“The Chinese market for [finished] products has already been almost totally liberalised,” Lin said. “The [next] reforms will hit many markets of factors of production. And also, new quality productive forces will also be a highlight in this new plenum.”

Factors of production are the resources needed to create goods and services, and are usually defined as including land, labour, entrepreneurship and capital.

Lin did not elaborate on the specific measures China would take.

In the run-up to the meeting of the party’s elite, many analysts have said they have low hopes for sweeping market reforms and opening-up measures.

However, there could be structural improvements in certain areas to boost growth. Several economists expect Beijing to begin a new round of rural land reforms and dig deeper into its massive data resources to develop emerging industries, especially artificial intelligence.

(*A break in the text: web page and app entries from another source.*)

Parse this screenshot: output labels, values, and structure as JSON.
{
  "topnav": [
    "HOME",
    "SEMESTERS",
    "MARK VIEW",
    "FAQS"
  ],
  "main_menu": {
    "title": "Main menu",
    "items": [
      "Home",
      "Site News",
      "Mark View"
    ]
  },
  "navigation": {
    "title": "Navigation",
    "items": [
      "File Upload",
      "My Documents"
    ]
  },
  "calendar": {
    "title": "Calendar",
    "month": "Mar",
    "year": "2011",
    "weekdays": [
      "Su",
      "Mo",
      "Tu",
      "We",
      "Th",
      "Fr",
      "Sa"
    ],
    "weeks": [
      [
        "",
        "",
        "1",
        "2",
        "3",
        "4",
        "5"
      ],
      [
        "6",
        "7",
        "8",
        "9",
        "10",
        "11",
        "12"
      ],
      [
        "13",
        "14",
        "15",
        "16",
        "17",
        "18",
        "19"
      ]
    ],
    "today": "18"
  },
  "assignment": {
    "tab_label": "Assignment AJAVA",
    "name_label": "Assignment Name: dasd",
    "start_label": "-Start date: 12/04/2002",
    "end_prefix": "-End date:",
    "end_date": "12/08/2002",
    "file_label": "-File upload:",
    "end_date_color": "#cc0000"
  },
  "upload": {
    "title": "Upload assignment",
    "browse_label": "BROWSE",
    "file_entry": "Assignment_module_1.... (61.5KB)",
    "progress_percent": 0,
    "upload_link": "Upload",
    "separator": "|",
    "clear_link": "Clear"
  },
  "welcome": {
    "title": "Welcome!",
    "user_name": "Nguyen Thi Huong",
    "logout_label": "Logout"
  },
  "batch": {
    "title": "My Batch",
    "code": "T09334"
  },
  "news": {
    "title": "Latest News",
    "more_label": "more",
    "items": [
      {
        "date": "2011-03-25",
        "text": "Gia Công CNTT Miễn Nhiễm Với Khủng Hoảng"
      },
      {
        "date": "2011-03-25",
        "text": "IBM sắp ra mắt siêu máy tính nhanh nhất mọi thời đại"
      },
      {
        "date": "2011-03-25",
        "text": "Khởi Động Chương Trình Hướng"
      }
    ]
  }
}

In recent years China has been exploring measures that would allow farmers to sell their village land to allow more rural residents to move to the cities.

In an commentary published in the party theoretical journal Qiushi last week, Han Wenxiu, deputy director of the General Office of the Central Financial and Economic Affairs Commission, emphasised the need to accelerate the migration of the agricultural population, deepen reforms of the household registration system and move to ensure that those with urban residence rights were fully provided with public services.

China has also named its vast data resources a “growth factor” this year, as the development of artificial intelligence requires enormous amounts of data to train the models, giving countries owning large amounts of data a crucial advantage.


What happens when China’s most-educated can’t find work

What happens when China’s most-educated can’t find work

Driven by the rapid development of 5G, AI technologies and the wider availability of smart devices, China generated 32.85 zettabytes – a unit equivalent to a billion terabytes – of data last year, according to the National Data Resources Survey Report.

It predicted China’s data production would increase by more than 25 per cent in 2024, driven by the large-scale application of new technologies, such as satellite communications, self-driving cars and generative AI.

Lin said China’s priority now was to formulate and implement policies for sustainable growth in the longer term.

“I think the most important thing that can boost confidence in China is long-term growth. You cannot try to boost the confidence of the people by introducing some temporary policies,” Lin said.

In his talk – “China’s rejuvenation: achievements, challenges and prospects” – Lin, who is well-known for his optimistic views about China’s long-term growth potential, said he remained confident that China’s GDP per capita could reach half that of the United States by 2049, the centenary of the founding of the People’s Republic, despite current challenges.

He said China should be able to achieve annual economic growth of 5-6 per cent until 2035 and 3-4 per cent up to 2050 because the economy still had “latecomer advantages”.

China’s GDP grew by 5.3 per cent in the first quarter of this year, according to official figures.

The International Monetary Fund forecast in May that China’s growth would decelerate to 3.3 per cent by 2029 due to an aging population and slower productivity growth.

While China could still upgrade traditional industries, it was on the same starting line as developed countries in terms of emerging industries, Lin said.

Given the country’s vast human capital, a large unified domestic market, and industrial supporting policies, its potential for technological innovation would be greater than other high-income countries, he said.